He believes when operational teams, such as project managers and engineers, are empowered to own and deliver sustainable outcomes, there is more commitment and ownership.

“The hardest part is we need to change perceptions and the cultural mindset on how we define value not just being on lowest price.”

The second challenge is upskilling and growing the supply chain to meet the opportunities and demand.

But, he says, you can’t change the world in one procurement.

“Organisations can choose just one or two areas to focus on, such as great community or mana whenua engagement if that’s where your hotspots are. Just do a couple of things really well.”

Impact and legacy

Fellow Height Director and Head of Procurement Kel McBeath says the company had been looking at how it could help smaller contractors grow to become prime bidders for some time.

“Everybody wants healthy vibrant markets, where there’s competition and innovation. All procurers in New Zealand should be striving for and supporting healthy markets for their long-term benefit as well.”

Kel says organisations should first think about the impact they are having on New Zealand and their local area, and the legacy they will be leaving.

“Organisations need to challenge their thinking as to how they are operating socially, environmentally, economically and culturally.”


The Sustainable Outcomes Toolkit considers broader outcomes in the procurement process. Adapted from Auckland Council Group Sustainable Procurement Framework.

Valuing resources, particularly around recruiting, should be another focus. 

“New Zealand’s current unemployment rate is very low and that might mean you need to employ people from disadvantaged groups, pulling in pastoral care to make sure they are supported. Then we are maximising the use of resource within the country.” 

He says organisations must then look after their employees.

While social procurement is new for New Zealand, he says “we hope that within 10 or 15 years it’s standard practice”.

Best-practice procurement – a case study

Tom Mansell, Sustainable Outcomes Programme Manager at Auckland Council Healthy Waters, says the project that confirmed the benefits of the Sustainable Outcomes Toolkit involved the replacement of a concrete channel running through Mt Roskill with a wider naturalised stream to prevent ongoing flooding.

“It was a normal infrastructure project which had quite significant outcomes.”

Through community consultation, they found youth unemployment was one of the biggest concerns. Twenty local unemployed young people were put through a short course at Unitec and the lead contractor, Fulton Hogan, engaged them for the contract. A separate planting contract within the project took on 22 young people and placed them in employment or training.

Te Auaunga

Mt Roskill's Te Auaunga stream project used the Sustainable Outcomes Toolkit.

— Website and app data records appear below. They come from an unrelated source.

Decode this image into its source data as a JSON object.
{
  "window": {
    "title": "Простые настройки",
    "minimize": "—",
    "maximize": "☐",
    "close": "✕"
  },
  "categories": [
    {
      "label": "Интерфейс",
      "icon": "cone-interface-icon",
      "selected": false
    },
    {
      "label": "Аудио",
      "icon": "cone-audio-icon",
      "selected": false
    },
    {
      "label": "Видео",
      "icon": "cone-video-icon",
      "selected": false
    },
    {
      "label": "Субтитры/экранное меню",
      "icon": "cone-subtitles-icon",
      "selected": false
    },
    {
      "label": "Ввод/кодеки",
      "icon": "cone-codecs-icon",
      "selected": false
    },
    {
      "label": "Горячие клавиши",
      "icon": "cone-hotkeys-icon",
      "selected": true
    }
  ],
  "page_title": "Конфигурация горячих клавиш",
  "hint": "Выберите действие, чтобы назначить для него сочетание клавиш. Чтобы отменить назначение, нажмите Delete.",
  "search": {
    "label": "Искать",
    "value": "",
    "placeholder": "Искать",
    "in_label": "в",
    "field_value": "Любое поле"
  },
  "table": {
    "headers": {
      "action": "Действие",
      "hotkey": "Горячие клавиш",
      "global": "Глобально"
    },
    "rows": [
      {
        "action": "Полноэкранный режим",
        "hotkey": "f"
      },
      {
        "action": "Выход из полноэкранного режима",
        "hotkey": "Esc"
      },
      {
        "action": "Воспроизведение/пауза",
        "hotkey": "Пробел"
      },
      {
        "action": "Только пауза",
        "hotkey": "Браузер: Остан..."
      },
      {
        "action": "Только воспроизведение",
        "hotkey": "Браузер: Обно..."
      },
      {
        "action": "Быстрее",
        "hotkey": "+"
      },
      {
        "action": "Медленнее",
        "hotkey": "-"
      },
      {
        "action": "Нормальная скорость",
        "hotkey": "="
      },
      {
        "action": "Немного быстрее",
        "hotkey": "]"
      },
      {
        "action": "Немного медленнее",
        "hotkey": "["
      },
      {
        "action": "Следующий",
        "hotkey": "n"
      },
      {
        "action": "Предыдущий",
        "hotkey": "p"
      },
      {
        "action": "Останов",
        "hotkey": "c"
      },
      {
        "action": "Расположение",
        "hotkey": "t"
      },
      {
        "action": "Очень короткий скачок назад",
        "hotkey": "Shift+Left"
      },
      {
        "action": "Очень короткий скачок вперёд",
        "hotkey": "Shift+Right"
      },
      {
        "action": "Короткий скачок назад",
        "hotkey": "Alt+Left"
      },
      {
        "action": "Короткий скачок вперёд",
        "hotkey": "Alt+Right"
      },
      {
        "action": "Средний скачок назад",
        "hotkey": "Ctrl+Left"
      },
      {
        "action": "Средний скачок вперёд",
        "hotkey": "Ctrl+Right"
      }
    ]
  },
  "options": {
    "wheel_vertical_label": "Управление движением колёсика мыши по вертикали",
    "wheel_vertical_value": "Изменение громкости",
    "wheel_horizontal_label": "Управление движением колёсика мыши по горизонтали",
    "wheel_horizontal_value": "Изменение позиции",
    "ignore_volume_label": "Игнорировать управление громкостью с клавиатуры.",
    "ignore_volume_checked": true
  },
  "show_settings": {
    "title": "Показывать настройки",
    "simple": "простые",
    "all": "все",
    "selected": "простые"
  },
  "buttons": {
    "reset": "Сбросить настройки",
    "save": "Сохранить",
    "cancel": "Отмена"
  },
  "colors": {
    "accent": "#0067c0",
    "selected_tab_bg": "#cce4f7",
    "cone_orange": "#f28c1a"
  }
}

“Our contractors are being incentivised to take on local unemployed people. We have a contract with the Ministry of Social Development whereby they give us $10K for every person we place back into employment. That money is given to the employer for whatever needs the employee has, such as pastoral care or additional training.” 

However, Tom says the money has not been the main driver for contractors to employ people from disadvantaged groups. 

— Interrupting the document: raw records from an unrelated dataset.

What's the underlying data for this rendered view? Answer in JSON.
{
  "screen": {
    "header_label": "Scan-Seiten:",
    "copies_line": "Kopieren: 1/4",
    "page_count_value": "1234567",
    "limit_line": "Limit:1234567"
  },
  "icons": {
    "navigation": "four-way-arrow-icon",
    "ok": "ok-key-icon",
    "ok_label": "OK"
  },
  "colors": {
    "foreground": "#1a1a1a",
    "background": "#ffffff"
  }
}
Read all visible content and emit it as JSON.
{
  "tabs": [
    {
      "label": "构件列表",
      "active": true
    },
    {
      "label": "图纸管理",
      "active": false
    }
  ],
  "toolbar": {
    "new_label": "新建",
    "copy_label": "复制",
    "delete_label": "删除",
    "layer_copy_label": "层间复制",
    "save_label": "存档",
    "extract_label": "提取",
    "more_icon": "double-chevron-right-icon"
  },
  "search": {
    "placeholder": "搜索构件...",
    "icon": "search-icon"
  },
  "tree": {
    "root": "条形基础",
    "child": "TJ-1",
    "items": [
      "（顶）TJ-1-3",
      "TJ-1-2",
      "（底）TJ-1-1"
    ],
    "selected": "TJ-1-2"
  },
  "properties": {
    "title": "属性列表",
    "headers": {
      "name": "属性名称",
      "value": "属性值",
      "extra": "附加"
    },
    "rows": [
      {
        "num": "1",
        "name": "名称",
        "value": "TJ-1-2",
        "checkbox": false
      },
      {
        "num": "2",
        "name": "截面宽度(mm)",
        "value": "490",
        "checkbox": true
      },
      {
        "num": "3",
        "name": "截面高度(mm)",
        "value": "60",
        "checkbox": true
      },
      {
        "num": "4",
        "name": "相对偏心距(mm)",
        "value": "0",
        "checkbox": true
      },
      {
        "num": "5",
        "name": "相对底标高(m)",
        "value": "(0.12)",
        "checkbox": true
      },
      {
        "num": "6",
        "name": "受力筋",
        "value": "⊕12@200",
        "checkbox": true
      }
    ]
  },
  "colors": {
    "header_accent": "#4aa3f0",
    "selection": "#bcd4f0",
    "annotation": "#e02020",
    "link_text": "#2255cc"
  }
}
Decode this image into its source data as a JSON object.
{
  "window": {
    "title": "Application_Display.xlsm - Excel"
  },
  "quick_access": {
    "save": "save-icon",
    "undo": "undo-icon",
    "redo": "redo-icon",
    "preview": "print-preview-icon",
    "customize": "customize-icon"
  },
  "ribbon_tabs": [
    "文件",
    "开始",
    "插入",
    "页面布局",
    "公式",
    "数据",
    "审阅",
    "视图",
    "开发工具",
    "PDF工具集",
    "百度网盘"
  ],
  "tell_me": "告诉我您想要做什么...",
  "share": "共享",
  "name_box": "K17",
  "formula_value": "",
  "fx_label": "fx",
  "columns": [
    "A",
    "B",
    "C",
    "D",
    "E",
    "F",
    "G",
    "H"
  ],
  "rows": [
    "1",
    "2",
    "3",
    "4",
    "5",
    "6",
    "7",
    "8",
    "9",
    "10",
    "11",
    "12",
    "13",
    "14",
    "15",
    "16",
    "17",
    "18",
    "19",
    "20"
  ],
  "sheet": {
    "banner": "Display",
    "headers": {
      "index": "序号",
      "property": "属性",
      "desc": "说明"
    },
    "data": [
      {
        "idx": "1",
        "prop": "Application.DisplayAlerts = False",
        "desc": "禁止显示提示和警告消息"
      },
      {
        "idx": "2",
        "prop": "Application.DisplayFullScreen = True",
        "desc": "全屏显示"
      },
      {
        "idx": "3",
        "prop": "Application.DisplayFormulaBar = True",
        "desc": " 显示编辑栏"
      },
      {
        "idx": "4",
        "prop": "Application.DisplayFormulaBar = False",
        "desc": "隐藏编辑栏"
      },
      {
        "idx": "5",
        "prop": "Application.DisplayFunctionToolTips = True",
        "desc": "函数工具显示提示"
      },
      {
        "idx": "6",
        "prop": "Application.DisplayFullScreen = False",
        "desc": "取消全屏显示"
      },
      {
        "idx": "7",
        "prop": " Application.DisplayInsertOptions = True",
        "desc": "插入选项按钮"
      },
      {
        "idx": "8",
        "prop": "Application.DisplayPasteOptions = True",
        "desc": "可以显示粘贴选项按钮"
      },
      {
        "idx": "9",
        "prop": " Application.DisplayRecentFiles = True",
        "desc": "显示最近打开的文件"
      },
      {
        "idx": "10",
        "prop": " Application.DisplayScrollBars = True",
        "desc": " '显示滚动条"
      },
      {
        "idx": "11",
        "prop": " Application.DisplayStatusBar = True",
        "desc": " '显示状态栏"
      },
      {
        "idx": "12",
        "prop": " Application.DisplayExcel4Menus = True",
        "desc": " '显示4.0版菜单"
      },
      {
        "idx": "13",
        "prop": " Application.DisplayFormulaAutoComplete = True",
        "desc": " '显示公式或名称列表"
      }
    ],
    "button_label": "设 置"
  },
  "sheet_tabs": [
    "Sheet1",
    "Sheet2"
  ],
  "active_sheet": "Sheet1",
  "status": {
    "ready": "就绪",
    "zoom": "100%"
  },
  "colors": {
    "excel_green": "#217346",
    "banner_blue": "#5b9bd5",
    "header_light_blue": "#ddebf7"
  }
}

“If they take on four unemployed people on one contract, they have a better chance of getting the next one. That’s the main incentive.” 

During a recent five-month period, Healthy Waters gave jobs to 45 unemployed people.

“One guy had been incarcerated for 30 years and had little chance of being employed. He’s now got four people working under him.”

This article was originally published in the March 2020 issue of EG